The surest way to prevent disputes among your loved ones after your death is to set up a revocable living trust that is written clearly and precisely, compliant with Texas law, and enforceable by a court.

You should have a Texas trust attorney prepare that trust for you now, while you’re clearly “of sound mind.” If you already have a revocable living trust, but you have not named a trust protector, an attorney can amend your trust to include a provision for a trust protector.

Everyone’s circumstances are unique, however, and a revocable living trust may not be right for you. It depends on your business, financial, and family situation, your personal wishes, and your needs. An attorney at Mike Massey Law can discuss with you all of your estate planning options.

Let Mike Massey Law Prepare Your Revocable Living Trust

The estate planning attorneys at Mike Massey Law help our clients prepare estate plans that include revocable living trusts, wills, living wills, durable powers of attorney, and advance health care directives.
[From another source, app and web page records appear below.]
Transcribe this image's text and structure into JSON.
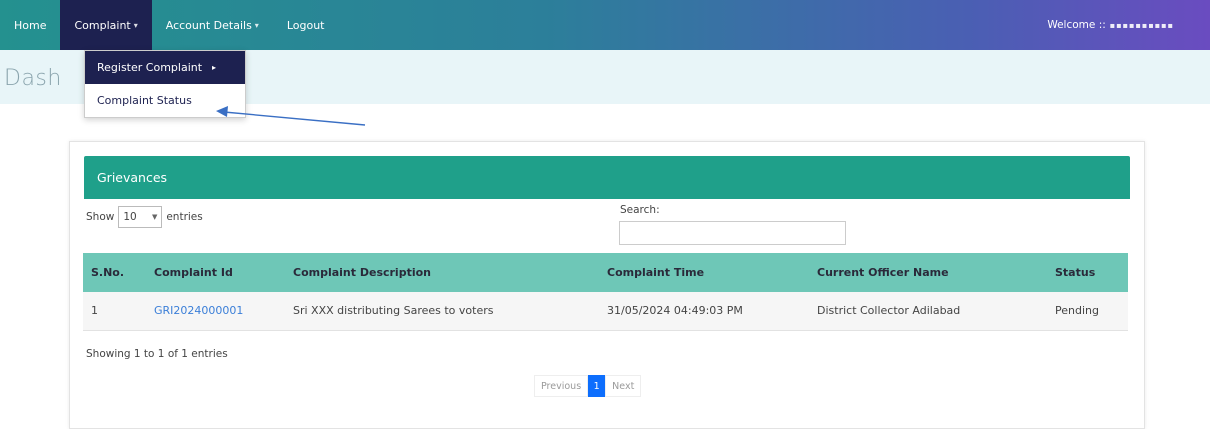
{
  "nav": {
    "home": "Home",
    "complaint": "Complaint",
    "account": "Account Details",
    "logout": "Logout",
    "caret": "▾",
    "welcome_label": "Welcome ::",
    "welcome_name": "▪▪▪▪▪▪▪▪▪▪"
  },
  "dropdown": {
    "register": "Register Complaint",
    "status": "Complaint Status",
    "caret": "▸"
  },
  "page_title": "Dash",
  "panel": {
    "title": "Grievances"
  },
  "table_controls": {
    "show": "Show",
    "length": "10",
    "entries": "entries",
    "search_label": "Search:",
    "info": "Showing 1 to 1 of 1 entries"
  },
  "table": {
    "headers": [
      "S.No.",
      "Complaint Id",
      "Complaint Description",
      "Complaint Time",
      "Current Officer Name",
      "Status"
    ],
    "rows": [
      [
        "1",
        "GRI2024000001",
        "Sri XXX distributing Sarees to voters",
        "31/05/2024 04:49:03 PM",
        "District Collector Adilabad",
        "Pending"
      ]
    ]
  },
  "pagination": {
    "previous": "Previous",
    "current": "1",
    "next": "Next"
  },
  "colors": {
    "nav_gradient_start": "#24918f",
    "nav_gradient_end": "#6a4cc0",
    "panel_header": "#1fa08a",
    "table_header": "#6ec7b7",
    "link": "#3b7fd8",
    "page_active": "#0d6efd"
  }
}
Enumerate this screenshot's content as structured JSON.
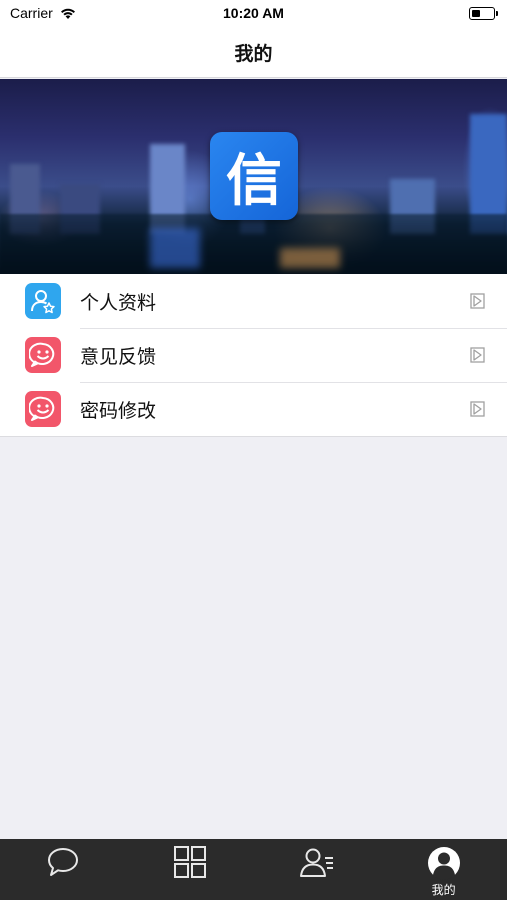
{
  "status_bar": {
    "carrier": "Carrier",
    "time": "10:20 AM"
  },
  "nav": {
    "title": "我的"
  },
  "banner": {
    "logo_text": "信"
  },
  "menu": {
    "items": [
      {
        "label": "个人资料",
        "icon": "user-star-icon",
        "color": "#2fa6ee"
      },
      {
        "label": "意见反馈",
        "icon": "smiley-chat-icon",
        "color": "#f2566a"
      },
      {
        "label": "密码修改",
        "icon": "smiley-chat-icon",
        "color": "#f2566a"
      }
    ]
  },
  "tab_bar": {
    "tabs": [
      {
        "icon": "chat-bubble-icon",
        "label": ""
      },
      {
        "icon": "grid-icon",
        "label": ""
      },
      {
        "icon": "contacts-icon",
        "label": ""
      },
      {
        "icon": "profile-icon",
        "label": "我的",
        "active": true
      }
    ]
  }
}
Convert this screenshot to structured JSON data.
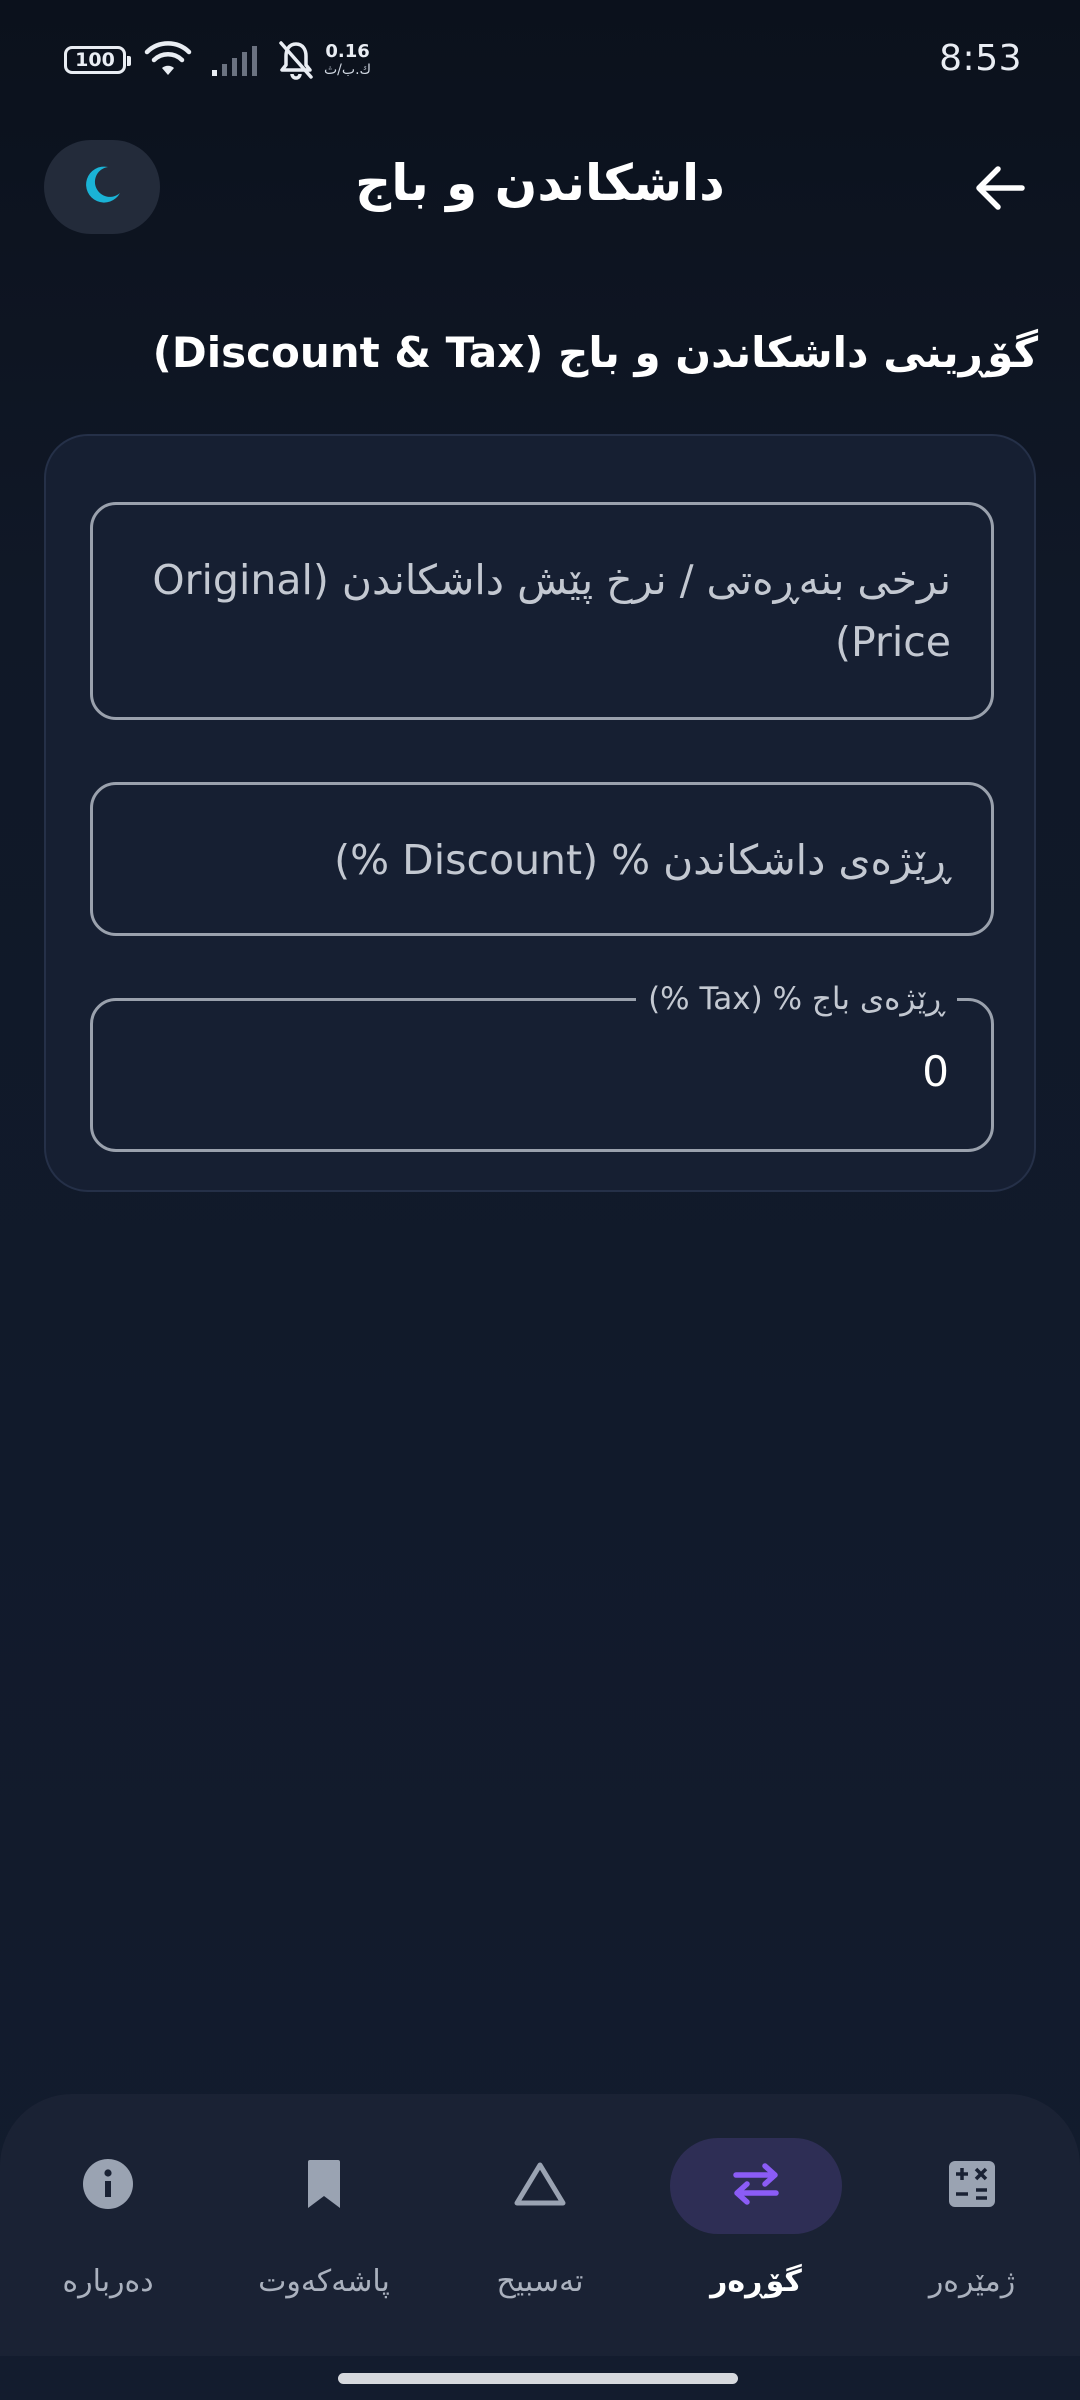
{
  "status_bar": {
    "battery": "100",
    "net_speed_value": "0.16",
    "net_speed_unit": "ك.ب/ث",
    "time": "8:53"
  },
  "app_bar": {
    "title": "داشکاندن و باج",
    "theme_icon": "moon-icon",
    "back_icon": "arrow-back-icon"
  },
  "section_title": "گۆڕینی داشکاندن و باج (Discount & Tax)",
  "form": {
    "original_price_placeholder": "نرخی بنەڕەتی / نرخ پێش داشکاندن (Original Price)",
    "discount_placeholder": "ڕێژەی داشکاندن % (Discount %)",
    "tax_label": "ڕێژەی باج % (Tax %)",
    "tax_value": "0"
  },
  "bottom_nav": {
    "items": [
      {
        "label": "دەربارە",
        "icon": "info-icon",
        "active": false
      },
      {
        "label": "پاشەکەوت",
        "icon": "bookmark-icon",
        "active": false
      },
      {
        "label": "تەسبیح",
        "icon": "triangle-icon",
        "active": false
      },
      {
        "label": "گۆڕەر",
        "icon": "swap-arrows-icon",
        "active": true
      },
      {
        "label": "ژمێرەر",
        "icon": "calculator-icon",
        "active": false
      }
    ]
  },
  "colors": {
    "background": "#101828",
    "card": "#161f32",
    "accent": "#8b5cf6",
    "theme_icon": "#1ab3d6",
    "active_pill": "#2e2e55"
  }
}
We also help and advise trustees, trust protectors, and beneficiaries.

If you need to prepare a revocable living trust, or if you need your trust amended to include a provision for a trust protector, promptly contact a Texas estate planning attorney at Mike Massey Law. We provide across-the-board estate planning services to clients in every region of Texas.

To prepare or revise your revocable living trust, contact Mike Massey Law now in Houston by calling 713-489-7360 or in Austin by calling 512-400-4430. We know how to help you protect your estate, provide for your family, and prepare for the future.